▸ WHAT YOU NEED TO DO
Reproduce each record exactly, but exclude every picture.

BEGIN DATA

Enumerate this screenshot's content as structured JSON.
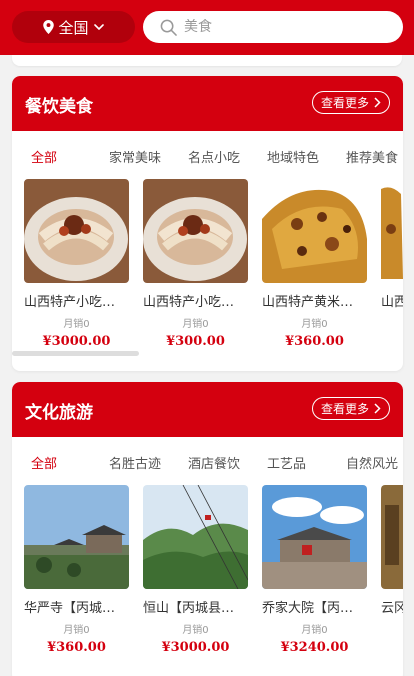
{
  "header": {
    "location_label": "全国",
    "search_placeholder": "美食"
  },
  "sections": [
    {
      "title": "餐饮美食",
      "more_label": "查看更多",
      "tabs": [
        "全部",
        "家常美味",
        "名点小吃",
        "地域特色",
        "推荐美食"
      ],
      "products": [
        {
          "name": "山西特产小吃…",
          "sales": "月销0",
          "price": "¥3000.00",
          "image": "dumpling-plate"
        },
        {
          "name": "山西特产小吃…",
          "sales": "月销0",
          "price": "¥300.00",
          "image": "dumpling-plate"
        },
        {
          "name": "山西特产黄米…",
          "sales": "月销0",
          "price": "¥360.00",
          "image": "fried-cake"
        },
        {
          "name": "山西",
          "sales": "",
          "price": "",
          "image": "fried-cake"
        }
      ]
    },
    {
      "title": "文化旅游",
      "more_label": "查看更多",
      "tabs": [
        "全部",
        "名胜古迹",
        "酒店餐饮",
        "工艺品",
        "自然风光"
      ],
      "products": [
        {
          "name": "华严寺【丙城…",
          "sales": "月销0",
          "price": "¥360.00",
          "image": "temple"
        },
        {
          "name": "恒山【丙城县…",
          "sales": "月销0",
          "price": "¥3000.00",
          "image": "mountain-cable"
        },
        {
          "name": "乔家大院【丙…",
          "sales": "月销0",
          "price": "¥3240.00",
          "image": "courtyard"
        },
        {
          "name": "云冈",
          "sales": "",
          "price": "",
          "image": "grotto"
        }
      ]
    }
  ],
  "colors": {
    "brand_red": "#d4000f",
    "location_pill": "#b1000c"
  }
}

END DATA

▸ WRITTEN SOLUTION
Enumerate this screenshot's content as structured JSON.
{
  "header": {
    "location_label": "全国",
    "search_placeholder": "美食"
  },
  "sections": [
    {
      "title": "餐饮美食",
      "more_label": "查看更多",
      "tabs": [
        "全部",
        "家常美味",
        "名点小吃",
        "地域特色",
        "推荐美食"
      ],
      "products": [
        {
          "name": "山西特产小吃…",
          "sales": "月销0",
          "price": "¥3000.00",
          "image": "dumpling-plate"
        },
        {
          "name": "山西特产小吃…",
          "sales": "月销0",
          "price": "¥300.00",
          "image": "dumpling-plate"
        },
        {
          "name": "山西特产黄米…",
          "sales": "月销0",
          "price": "¥360.00",
          "image": "fried-cake"
        },
        {
          "name": "山西",
          "sales": "",
          "price": "",
          "image": "fried-cake"
        }
      ]
    },
    {
      "title": "文化旅游",
      "more_label": "查看更多",
      "tabs": [
        "全部",
        "名胜古迹",
        "酒店餐饮",
        "工艺品",
        "自然风光"
      ],
      "products": [
        {
          "name": "华严寺【丙城…",
          "sales": "月销0",
          "price": "¥360.00",
          "image": "temple"
        },
        {
          "name": "恒山【丙城县…",
          "sales": "月销0",
          "price": "¥3000.00",
          "image": "mountain-cable"
        },
        {
          "name": "乔家大院【丙…",
          "sales": "月销0",
          "price": "¥3240.00",
          "image": "courtyard"
        },
        {
          "name": "云冈",
          "sales": "",
          "price": "",
          "image": "grotto"
        }
      ]
    }
  ],
  "colors": {
    "brand_red": "#d4000f",
    "location_pill": "#b1000c"
  }
}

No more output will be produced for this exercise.